*Task requirements*
Output the full listing that appears below, exactly as it is presented.
════════════════════
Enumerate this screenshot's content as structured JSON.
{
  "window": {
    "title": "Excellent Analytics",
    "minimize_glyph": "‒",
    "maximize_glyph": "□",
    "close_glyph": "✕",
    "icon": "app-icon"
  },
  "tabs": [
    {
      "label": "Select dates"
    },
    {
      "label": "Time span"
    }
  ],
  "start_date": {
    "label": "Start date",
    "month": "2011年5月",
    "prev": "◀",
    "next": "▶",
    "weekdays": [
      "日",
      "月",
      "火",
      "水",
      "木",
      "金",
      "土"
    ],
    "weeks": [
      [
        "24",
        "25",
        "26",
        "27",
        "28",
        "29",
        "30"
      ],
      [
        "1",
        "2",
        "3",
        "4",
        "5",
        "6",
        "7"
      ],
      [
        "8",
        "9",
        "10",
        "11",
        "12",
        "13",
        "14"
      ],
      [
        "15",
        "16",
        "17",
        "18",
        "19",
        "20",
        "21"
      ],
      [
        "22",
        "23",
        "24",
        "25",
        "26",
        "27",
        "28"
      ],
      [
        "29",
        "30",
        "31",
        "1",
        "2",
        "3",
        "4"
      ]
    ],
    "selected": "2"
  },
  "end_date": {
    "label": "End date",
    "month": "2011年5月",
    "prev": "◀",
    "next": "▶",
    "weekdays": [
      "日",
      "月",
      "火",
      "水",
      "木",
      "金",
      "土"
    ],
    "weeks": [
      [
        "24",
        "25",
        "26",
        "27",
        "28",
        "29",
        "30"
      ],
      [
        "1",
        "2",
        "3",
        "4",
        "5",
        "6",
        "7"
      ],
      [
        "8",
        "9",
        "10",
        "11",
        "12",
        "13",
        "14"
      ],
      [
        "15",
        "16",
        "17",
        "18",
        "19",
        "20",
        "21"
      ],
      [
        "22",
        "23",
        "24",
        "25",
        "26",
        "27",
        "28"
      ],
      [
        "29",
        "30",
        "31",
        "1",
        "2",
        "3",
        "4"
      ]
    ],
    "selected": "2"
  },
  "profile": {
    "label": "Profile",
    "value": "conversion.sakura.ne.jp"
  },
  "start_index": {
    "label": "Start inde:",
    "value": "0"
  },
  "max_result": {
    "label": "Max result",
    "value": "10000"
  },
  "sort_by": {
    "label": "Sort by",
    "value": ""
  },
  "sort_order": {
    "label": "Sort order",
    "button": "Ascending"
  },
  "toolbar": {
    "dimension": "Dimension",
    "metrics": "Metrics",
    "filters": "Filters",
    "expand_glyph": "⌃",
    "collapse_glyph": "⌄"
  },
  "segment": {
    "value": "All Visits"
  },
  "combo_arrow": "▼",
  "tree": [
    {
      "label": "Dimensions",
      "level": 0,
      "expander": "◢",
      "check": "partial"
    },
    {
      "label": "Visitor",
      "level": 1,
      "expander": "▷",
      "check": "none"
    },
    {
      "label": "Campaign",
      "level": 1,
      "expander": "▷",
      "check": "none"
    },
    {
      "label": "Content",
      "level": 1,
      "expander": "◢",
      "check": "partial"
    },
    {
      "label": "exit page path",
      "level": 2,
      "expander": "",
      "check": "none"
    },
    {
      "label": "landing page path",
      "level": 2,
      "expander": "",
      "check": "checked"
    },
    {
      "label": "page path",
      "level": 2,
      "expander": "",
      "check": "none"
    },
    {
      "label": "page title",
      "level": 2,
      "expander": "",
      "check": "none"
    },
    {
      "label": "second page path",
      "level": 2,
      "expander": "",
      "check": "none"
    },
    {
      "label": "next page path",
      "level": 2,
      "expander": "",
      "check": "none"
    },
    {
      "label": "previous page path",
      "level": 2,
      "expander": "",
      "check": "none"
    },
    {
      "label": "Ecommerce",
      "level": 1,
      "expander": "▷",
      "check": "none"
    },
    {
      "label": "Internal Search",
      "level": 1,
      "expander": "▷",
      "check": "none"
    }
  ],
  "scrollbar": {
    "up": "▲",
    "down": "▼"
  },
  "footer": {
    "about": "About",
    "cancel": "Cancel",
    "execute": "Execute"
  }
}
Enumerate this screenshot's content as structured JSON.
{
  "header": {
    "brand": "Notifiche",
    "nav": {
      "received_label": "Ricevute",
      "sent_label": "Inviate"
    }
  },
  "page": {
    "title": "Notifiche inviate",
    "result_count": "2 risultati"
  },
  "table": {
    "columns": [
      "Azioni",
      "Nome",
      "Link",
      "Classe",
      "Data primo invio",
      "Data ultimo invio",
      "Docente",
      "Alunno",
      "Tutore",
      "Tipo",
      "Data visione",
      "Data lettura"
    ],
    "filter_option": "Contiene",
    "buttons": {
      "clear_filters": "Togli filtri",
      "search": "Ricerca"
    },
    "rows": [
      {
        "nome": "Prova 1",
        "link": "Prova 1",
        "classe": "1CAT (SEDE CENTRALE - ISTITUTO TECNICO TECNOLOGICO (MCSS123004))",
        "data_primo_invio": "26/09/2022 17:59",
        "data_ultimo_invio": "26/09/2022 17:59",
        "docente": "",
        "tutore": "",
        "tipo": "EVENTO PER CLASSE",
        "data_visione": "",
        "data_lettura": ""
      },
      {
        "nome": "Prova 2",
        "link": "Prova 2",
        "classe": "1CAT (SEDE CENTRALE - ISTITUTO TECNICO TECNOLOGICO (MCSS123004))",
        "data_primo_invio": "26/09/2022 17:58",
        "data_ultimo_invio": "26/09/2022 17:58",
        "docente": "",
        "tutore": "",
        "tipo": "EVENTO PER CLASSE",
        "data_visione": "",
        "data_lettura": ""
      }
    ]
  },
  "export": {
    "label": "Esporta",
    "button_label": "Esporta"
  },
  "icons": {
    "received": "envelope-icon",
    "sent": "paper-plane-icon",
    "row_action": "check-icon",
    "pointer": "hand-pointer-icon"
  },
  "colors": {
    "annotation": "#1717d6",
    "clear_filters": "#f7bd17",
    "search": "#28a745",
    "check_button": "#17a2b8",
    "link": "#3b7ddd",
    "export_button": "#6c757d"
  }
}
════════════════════
*Completed exercise*
Enumerate this screenshot's content as structured JSON.
{
  "window": {
    "title": "Excellent Analytics",
    "minimize_glyph": "‒",
    "maximize_glyph": "□",
    "close_glyph": "✕",
    "icon": "app-icon"
  },
  "tabs": [
    {
      "label": "Select dates"
    },
    {
      "label": "Time span"
    }
  ],
  "start_date": {
    "label": "Start date",
    "month": "2011年5月",
    "prev": "◀",
    "next": "▶",
    "weekdays": [
      "日",
      "月",
      "火",
      "水",
      "木",
      "金",
      "土"
    ],
    "weeks": [
      [
        "24",
        "25",
        "26",
        "27",
        "28",
        "29",
        "30"
      ],
      [
        "1",
        "2",
        "3",
        "4",
        "5",
        "6",
        "7"
      ],
      [
        "8",
        "9",
        "10",
        "11",
        "12",
        "13",
        "14"
      ],
      [
        "15",
        "16",
        "17",
        "18",
        "19",
        "20",
        "21"
      ],
      [
        "22",
        "23",
        "24",
        "25",
        "26",
        "27",
        "28"
      ],
      [
        "29",
        "30",
        "31",
        "1",
        "2",
        "3",
        "4"
      ]
    ],
    "selected": "2"
  },
  "end_date": {
    "label": "End date",
    "month": "2011年5月",
    "prev": "◀",
    "next": "▶",
    "weekdays": [
      "日",
      "月",
      "火",
      "水",
      "木",
      "金",
      "土"
    ],
    "weeks": [
      [
        "24",
        "25",
        "26",
        "27",
        "28",
        "29",
        "30"
      ],
      [
        "1",
        "2",
        "3",
        "4",
        "5",
        "6",
        "7"
      ],
      [
        "8",
        "9",
        "10",
        "11",
        "12",
        "13",
        "14"
      ],
      [
        "15",
        "16",
        "17",
        "18",
        "19",
        "20",
        "21"
      ],
      [
        "22",
        "23",
        "24",
        "25",
        "26",
        "27",
        "28"
      ],
      [
        "29",
        "30",
        "31",
        "1",
        "2",
        "3",
        "4"
      ]
    ],
    "selected": "2"
  },
  "profile": {
    "label": "Profile",
    "value": "conversion.sakura.ne.jp"
  },
  "start_index": {
    "label": "Start inde:",
    "value": "0"
  },
  "max_result": {
    "label": "Max result",
    "value": "10000"
  },
  "sort_by": {
    "label": "Sort by",
    "value": ""
  },
  "sort_order": {
    "label": "Sort order",
    "button": "Ascending"
  },
  "toolbar": {
    "dimension": "Dimension",
    "metrics": "Metrics",
    "filters": "Filters",
    "expand_glyph": "⌃",
    "collapse_glyph": "⌄"
  },
  "segment": {
    "value": "All Visits"
  },
  "combo_arrow": "▼",
  "tree": [
    {
      "label": "Dimensions",
      "level": 0,
      "expander": "◢",
      "check": "partial"
    },
    {
      "label": "Visitor",
      "level": 1,
      "expander": "▷",
      "check": "none"
    },
    {
      "label": "Campaign",
      "level": 1,
      "expander": "▷",
      "check": "none"
    },
    {
      "label": "Content",
      "level": 1,
      "expander": "◢",
      "check": "partial"
    },
    {
      "label": "exit page path",
      "level": 2,
      "expander": "",
      "check": "none"
    },
    {
      "label": "landing page path",
      "level": 2,
      "expander": "",
      "check": "checked"
    },
    {
      "label": "page path",
      "level": 2,
      "expander": "",
      "check": "none"
    },
    {
      "label": "page title",
      "level": 2,
      "expander": "",
      "check": "none"
    },
    {
      "label": "second page path",
      "level": 2,
      "expander": "",
      "check": "none"
    },
    {
      "label": "next page path",
      "level": 2,
      "expander": "",
      "check": "none"
    },
    {
      "label": "previous page path",
      "level": 2,
      "expander": "",
      "check": "none"
    },
    {
      "label": "Ecommerce",
      "level": 1,
      "expander": "▷",
      "check": "none"
    },
    {
      "label": "Internal Search",
      "level": 1,
      "expander": "▷",
      "check": "none"
    }
  ],
  "scrollbar": {
    "up": "▲",
    "down": "▼"
  },
  "footer": {
    "about": "About",
    "cancel": "Cancel",
    "execute": "Execute"
  }
}
Enumerate this screenshot's content as structured JSON.
{
  "header": {
    "brand": "Notifiche",
    "nav": {
      "received_label": "Ricevute",
      "sent_label": "Inviate"
    }
  },
  "page": {
    "title": "Notifiche inviate",
    "result_count": "2 risultati"
  },
  "table": {
    "columns": [
      "Azioni",
      "Nome",
      "Link",
      "Classe",
      "Data primo invio",
      "Data ultimo invio",
      "Docente",
      "Alunno",
      "Tutore",
      "Tipo",
      "Data visione",
      "Data lettura"
    ],
    "filter_option": "Contiene",
    "buttons": {
      "clear_filters": "Togli filtri",
      "search": "Ricerca"
    },
    "rows": [
      {
        "nome": "Prova 1",
        "link": "Prova 1",
        "classe": "1CAT (SEDE CENTRALE - ISTITUTO TECNICO TECNOLOGICO (MCSS123004))",
        "data_primo_invio": "26/09/2022 17:59",
        "data_ultimo_invio": "26/09/2022 17:59",
        "docente": "",
        "tutore": "",
        "tipo": "EVENTO PER CLASSE",
        "data_visione": "",
        "data_lettura": ""
      },
      {
        "nome": "Prova 2",
        "link": "Prova 2",
        "classe": "1CAT (SEDE CENTRALE - ISTITUTO TECNICO TECNOLOGICO (MCSS123004))",
        "data_primo_invio": "26/09/2022 17:58",
        "data_ultimo_invio": "26/09/2022 17:58",
        "docente": "",
        "tutore": "",
        "tipo": "EVENTO PER CLASSE",
        "data_visione": "",
        "data_lettura": ""
      }
    ]
  },
  "export": {
    "label": "Esporta",
    "button_label": "Esporta"
  },
  "icons": {
    "received": "envelope-icon",
    "sent": "paper-plane-icon",
    "row_action": "check-icon",
    "pointer": "hand-pointer-icon"
  },
  "colors": {
    "annotation": "#1717d6",
    "clear_filters": "#f7bd17",
    "search": "#28a745",
    "check_button": "#17a2b8",
    "link": "#3b7ddd",
    "export_button": "#6c757d"
  }
}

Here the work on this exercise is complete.